(Data about app and page elements)
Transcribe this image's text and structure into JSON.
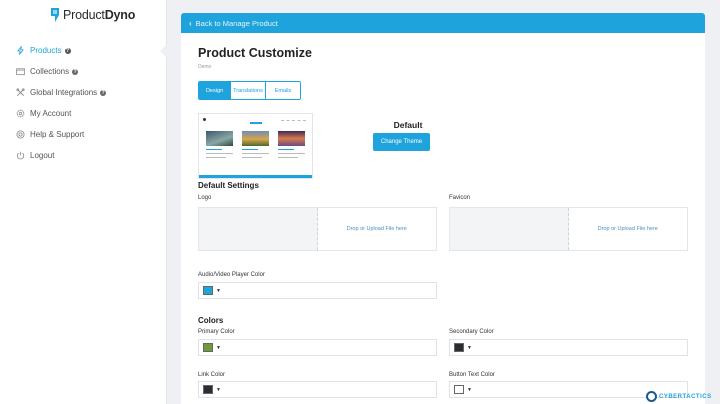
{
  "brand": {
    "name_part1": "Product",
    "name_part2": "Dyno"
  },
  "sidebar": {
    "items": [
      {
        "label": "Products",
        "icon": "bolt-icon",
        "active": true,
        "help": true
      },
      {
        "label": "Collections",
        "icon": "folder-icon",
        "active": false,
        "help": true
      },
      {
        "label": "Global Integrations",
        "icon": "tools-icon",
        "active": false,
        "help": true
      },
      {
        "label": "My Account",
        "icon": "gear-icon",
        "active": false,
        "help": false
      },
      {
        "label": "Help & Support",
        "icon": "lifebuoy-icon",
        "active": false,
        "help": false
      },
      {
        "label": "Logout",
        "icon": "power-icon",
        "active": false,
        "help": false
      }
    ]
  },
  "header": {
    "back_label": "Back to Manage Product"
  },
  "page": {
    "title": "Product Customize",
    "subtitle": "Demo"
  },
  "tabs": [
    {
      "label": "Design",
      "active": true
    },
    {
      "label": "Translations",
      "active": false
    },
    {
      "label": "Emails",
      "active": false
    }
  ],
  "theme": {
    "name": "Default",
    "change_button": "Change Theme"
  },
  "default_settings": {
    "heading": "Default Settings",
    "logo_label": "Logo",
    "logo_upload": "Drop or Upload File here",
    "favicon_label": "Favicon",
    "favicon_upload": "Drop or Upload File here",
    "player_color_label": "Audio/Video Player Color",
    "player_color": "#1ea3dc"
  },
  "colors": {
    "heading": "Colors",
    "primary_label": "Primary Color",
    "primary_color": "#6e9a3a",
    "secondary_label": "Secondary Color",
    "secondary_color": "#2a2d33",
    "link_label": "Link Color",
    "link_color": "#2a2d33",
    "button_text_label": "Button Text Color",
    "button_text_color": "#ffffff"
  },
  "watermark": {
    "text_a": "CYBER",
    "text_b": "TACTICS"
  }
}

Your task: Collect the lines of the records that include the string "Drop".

Final answer:
    "logo_upload": "Drop or Upload File here",
    "favicon_upload": "Drop or Upload File here",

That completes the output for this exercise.